Designing Composite Structures
Increased Complexity for Increased Accuracy of FEA models for Composite Structures
Reducing weight while improving structural performance and design aesthetics is a challenge every engineer faces. Composites are a great material alternative to drastically reduce weight in structural products. However, these materials are difficult to model because of their non-homogeneous material properties and their exceptional dependence on the manufacturing process to deliver maximum performance.
Complex shapes and degradation of material properties due to manufacturing add complexity to the modeling of composite parts, but they need to be captured to improve the accuracy of simulation models.
The video below explains why and how degradation of material should be included in a simulation model.
It is important to take into account the effects of temperature, shear due to ply-draping, and material degradation due to manufacturing or other artifacts on your material’s elastic and strength properties. Typical controllable material properties include isotropic and orthotropic elasticity, orthotropic strain and stress limits, and Puck constants.

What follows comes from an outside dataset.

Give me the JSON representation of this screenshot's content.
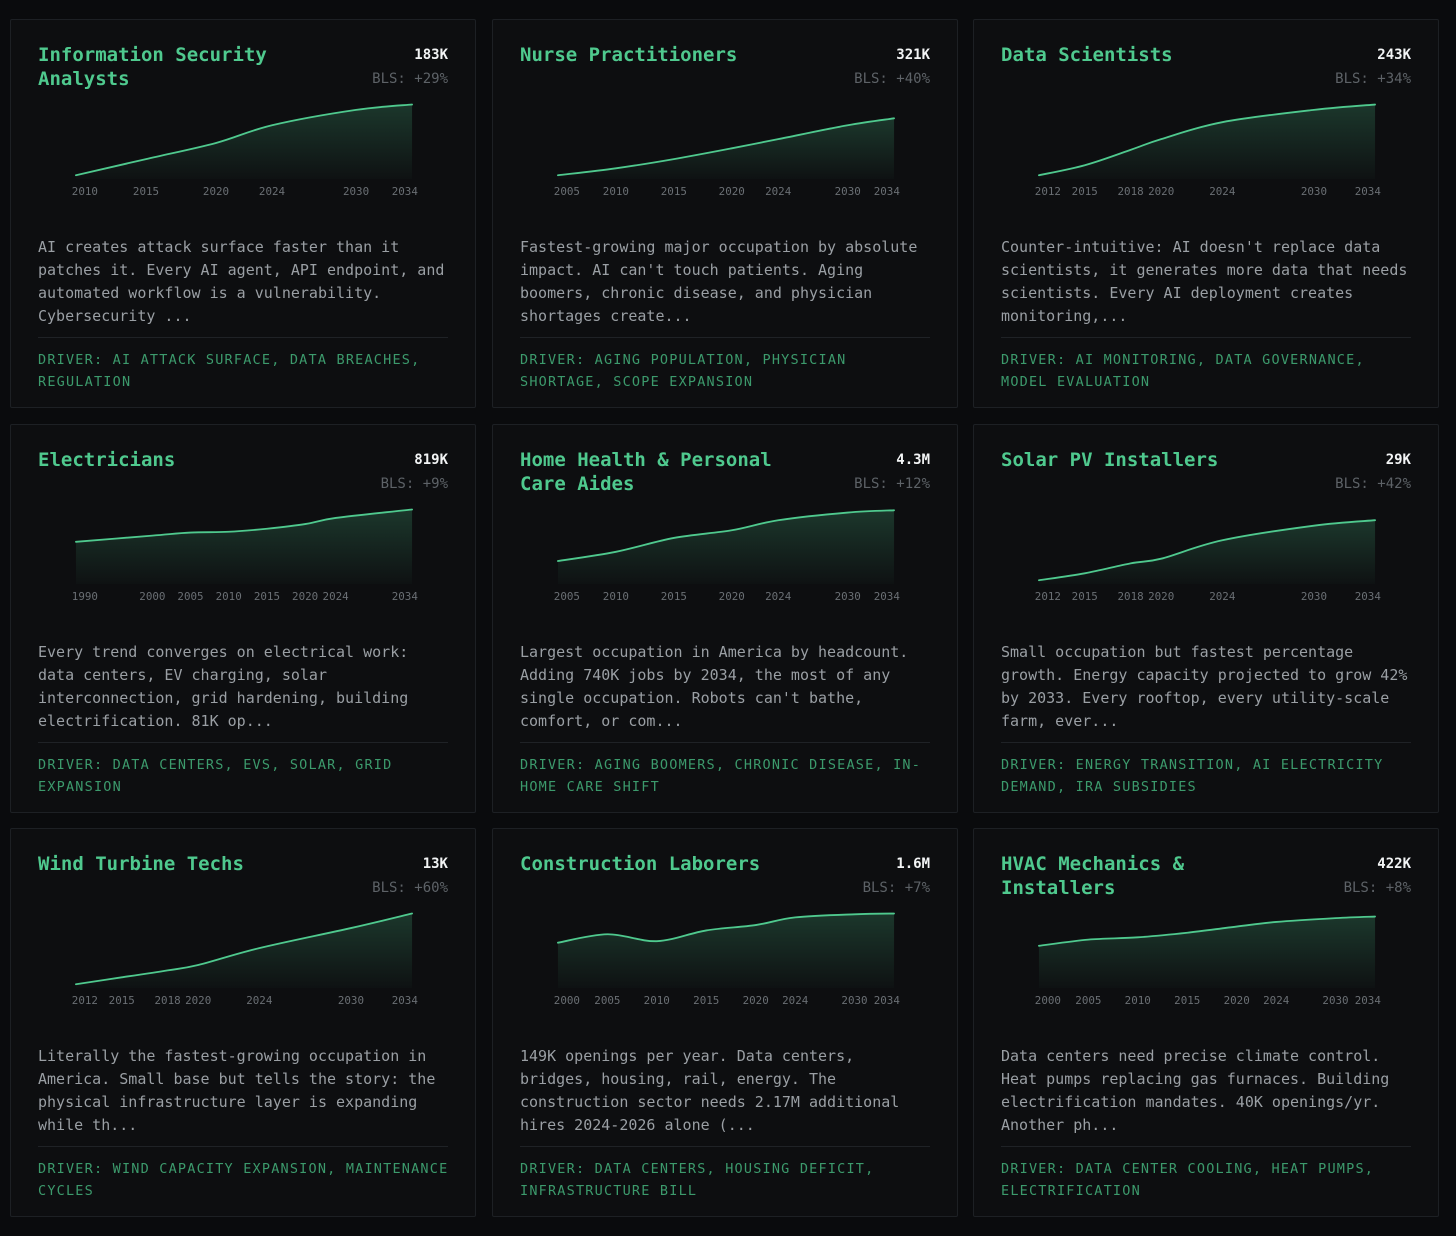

Our example of a blade clearly shows this: A model that does not include any effects caused by imperfections would be considered safe, while the inclusion of all effects reveals critical areas that require design modifications.
Effect of including imperfections in the composites model:
|Model without imperfections showing a safe design|
|Draping effect indicates potential issue in the bottom right had corner|
|Temperature effect shows critical areas in the root and notch regions|
|Degraded material properties, in which the critical regions extend clearly (red areas)|
The blade model shown in the video also exhibits geometric complexity. This compressor blade is a thick structure with geometric singularities. To model this, it is necessary to use extrusion tools as well as cut-offs that are defined from CAD models. ANSYS tools perform these operations in an easy manner, while preserving the complexity of the shapes and applying proper cut-off rules to the layers in the composite model.